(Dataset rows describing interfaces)
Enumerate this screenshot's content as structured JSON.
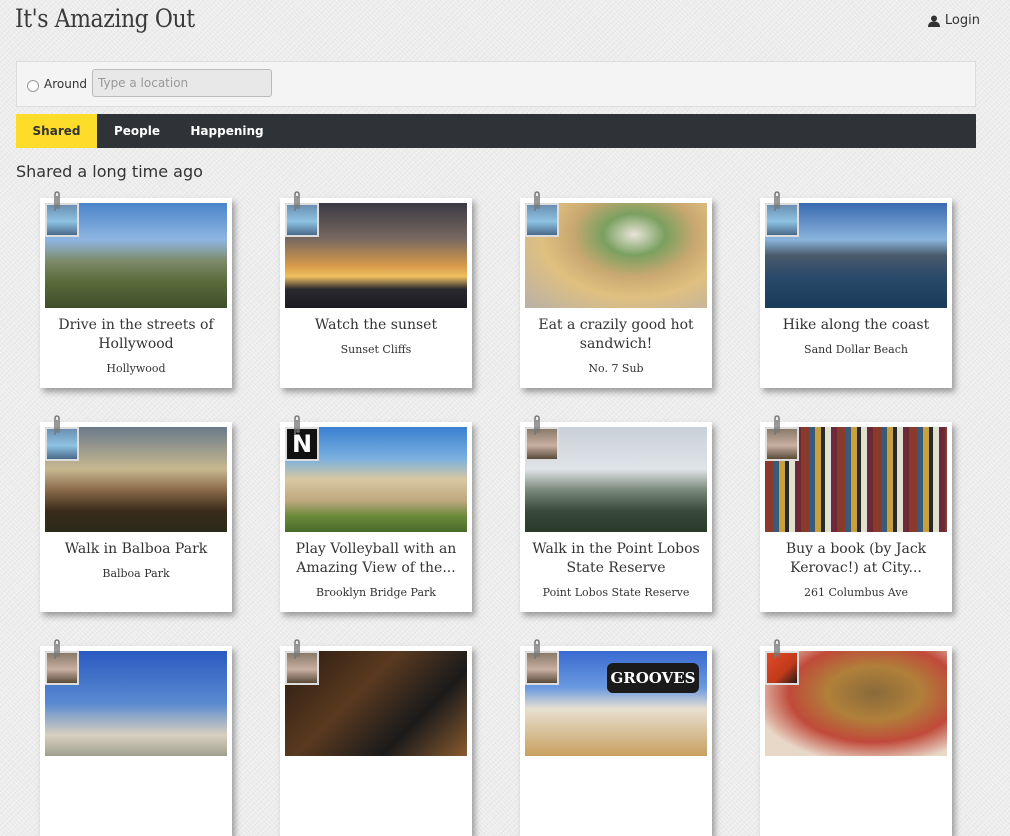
{
  "header": {
    "logo": "It's Amazing Out",
    "login": "Login"
  },
  "search": {
    "around_label": "Around",
    "placeholder": "Type a location"
  },
  "tabs": [
    {
      "label": "Shared",
      "active": true
    },
    {
      "label": "People",
      "active": false
    },
    {
      "label": "Happening",
      "active": false
    }
  ],
  "section_title": "Shared a long time ago",
  "cards": [
    {
      "title": "Drive in the streets of Hollywood",
      "place": "Hollywood"
    },
    {
      "title": "Watch the sunset",
      "place": "Sunset Cliffs"
    },
    {
      "title": "Eat a crazily good hot sandwich!",
      "place": "No. 7 Sub"
    },
    {
      "title": "Hike along the coast",
      "place": "Sand Dollar Beach"
    },
    {
      "title": "Walk in Balboa Park",
      "place": "Balboa Park"
    },
    {
      "title": "Play Volleyball with an Amazing View of the...",
      "place": "Brooklyn Bridge Park"
    },
    {
      "title": "Walk in the Point Lobos State Reserve",
      "place": "Point Lobos State Reserve"
    },
    {
      "title": "Buy a book (by Jack Kerovac!) at City...",
      "place": "261 Columbus Ave"
    }
  ],
  "icons": {
    "login": "user-icon",
    "clip": "paperclip-icon",
    "avatar": "avatar"
  },
  "colors": {
    "active_tab": "#fddc2a",
    "nav_bg": "#2f3236"
  },
  "image_labels": {
    "groove_sign": "GROOVES",
    "avatar_letter": "N"
  }
}
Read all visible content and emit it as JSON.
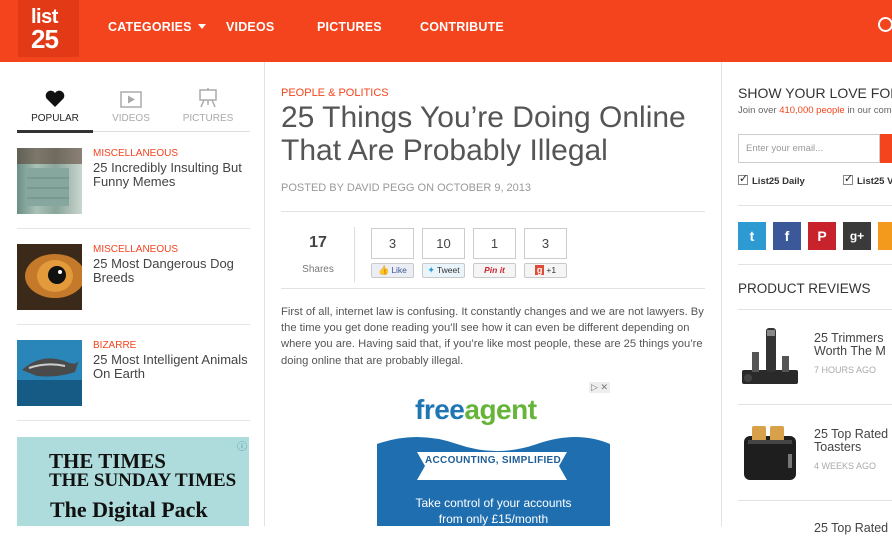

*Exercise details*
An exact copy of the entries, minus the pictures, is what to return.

*Solution for this exercise*
Enumerate this screenshot's content as structured JSON.
{
  "header": {
    "logo": "It's Amazing Out",
    "login": "Login"
  },
  "search": {
    "around_label": "Around",
    "placeholder": "Type a location"
  },
  "tabs": [
    {
      "label": "Shared",
      "active": true
    },
    {
      "label": "People",
      "active": false
    },
    {
      "label": "Happening",
      "active": false
    }
  ],
  "section_title": "Shared a long time ago",
  "cards": [
    {
      "title": "Drive in the streets of Hollywood",
      "place": "Hollywood"
    },
    {
      "title": "Watch the sunset",
      "place": "Sunset Cliffs"
    },
    {
      "title": "Eat a crazily good hot sandwich!",
      "place": "No. 7 Sub"
    },
    {
      "title": "Hike along the coast",
      "place": "Sand Dollar Beach"
    },
    {
      "title": "Walk in Balboa Park",
      "place": "Balboa Park"
    },
    {
      "title": "Play Volleyball with an Amazing View of the...",
      "place": "Brooklyn Bridge Park"
    },
    {
      "title": "Walk in the Point Lobos State Reserve",
      "place": "Point Lobos State Reserve"
    },
    {
      "title": "Buy a book (by Jack Kerovac!) at City...",
      "place": "261 Columbus Ave"
    }
  ],
  "icons": {
    "login": "user-icon",
    "clip": "paperclip-icon",
    "avatar": "avatar"
  },
  "colors": {
    "active_tab": "#fddc2a",
    "nav_bg": "#2f3236"
  },
  "image_labels": {
    "groove_sign": "GROOVES",
    "avatar_letter": "N"
  }
}
Read all visible content and emit it as JSON.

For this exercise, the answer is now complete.